■ Task brief ■
Each line that includes "Face" must be copied from the records.

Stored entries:

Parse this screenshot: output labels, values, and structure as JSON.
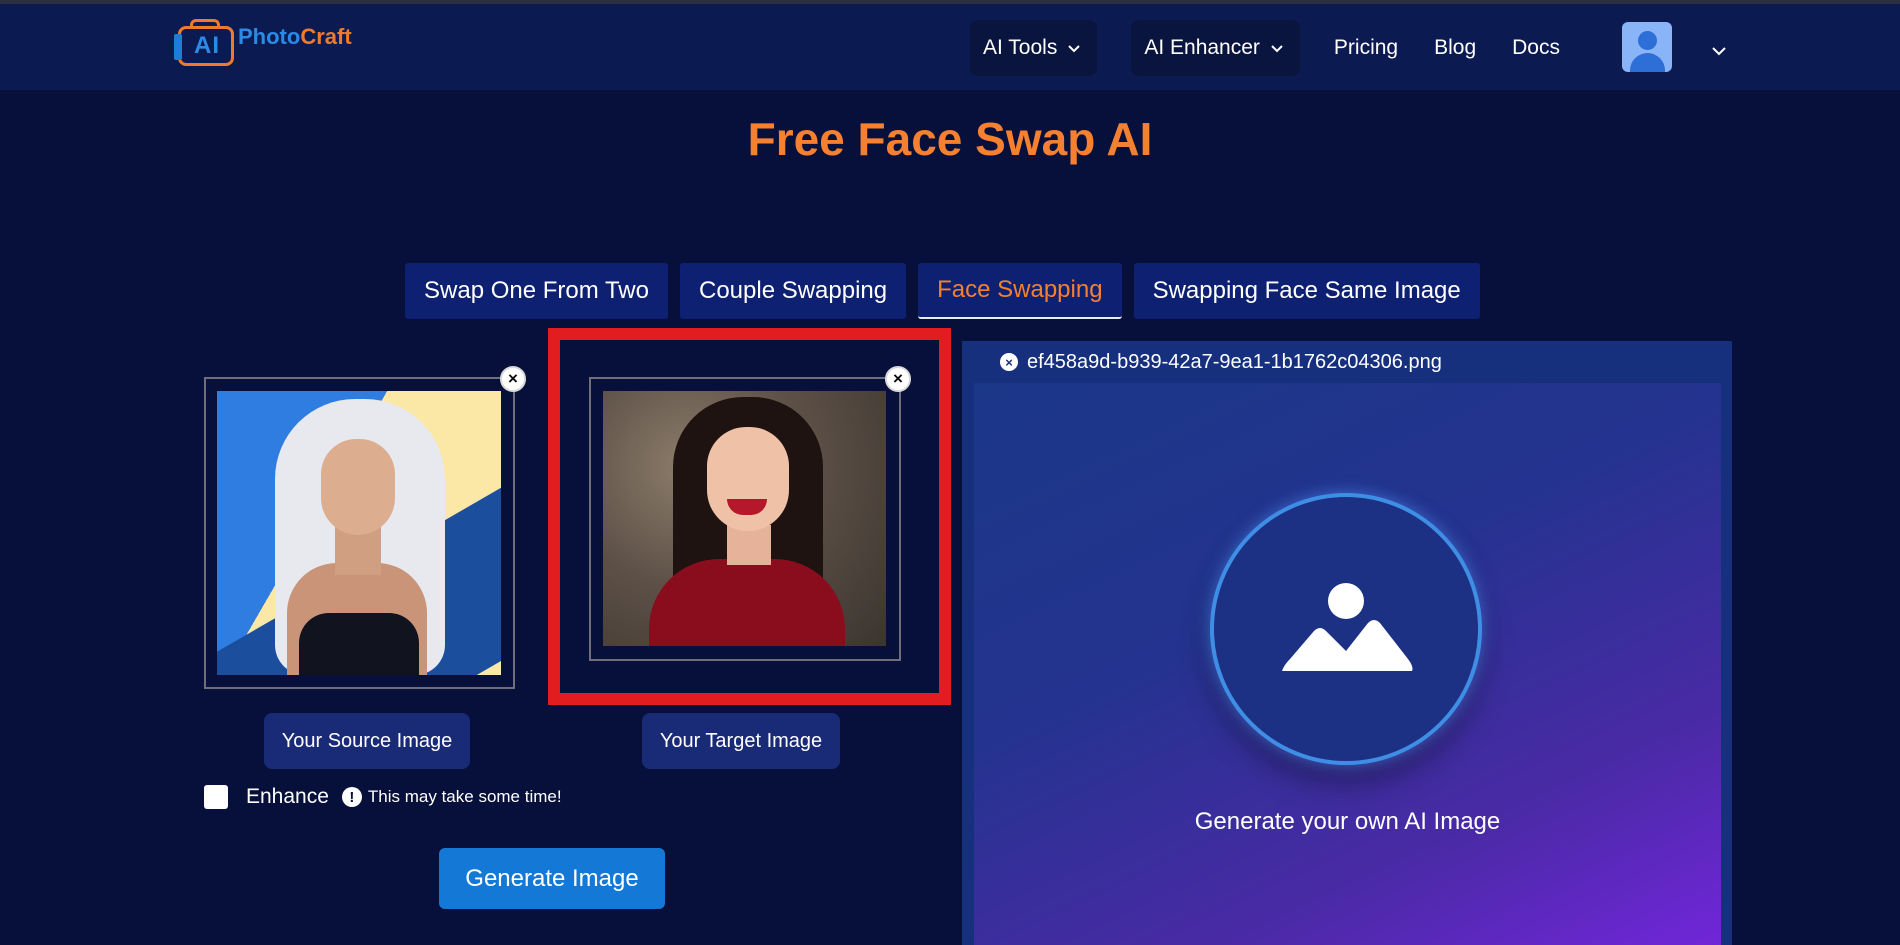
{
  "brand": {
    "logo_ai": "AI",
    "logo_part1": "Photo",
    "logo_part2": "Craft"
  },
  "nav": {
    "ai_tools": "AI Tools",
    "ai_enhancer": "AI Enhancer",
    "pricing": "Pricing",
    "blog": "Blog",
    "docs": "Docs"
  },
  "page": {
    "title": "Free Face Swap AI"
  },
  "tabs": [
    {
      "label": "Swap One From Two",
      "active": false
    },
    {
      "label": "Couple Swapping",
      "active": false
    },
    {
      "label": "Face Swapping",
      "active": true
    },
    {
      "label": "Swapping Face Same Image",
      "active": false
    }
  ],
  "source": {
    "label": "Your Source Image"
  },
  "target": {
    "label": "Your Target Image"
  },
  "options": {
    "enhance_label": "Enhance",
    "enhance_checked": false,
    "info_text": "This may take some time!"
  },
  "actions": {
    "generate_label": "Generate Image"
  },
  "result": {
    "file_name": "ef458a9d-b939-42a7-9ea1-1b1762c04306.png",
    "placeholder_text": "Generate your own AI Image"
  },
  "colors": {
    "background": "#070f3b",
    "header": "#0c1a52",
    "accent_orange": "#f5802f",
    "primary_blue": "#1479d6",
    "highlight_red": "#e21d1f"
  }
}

■ Answer to this problem ■
    "title": "Free Face Swap AI"
      "label": "Face Swapping",
      "label": "Swapping Face Same Image",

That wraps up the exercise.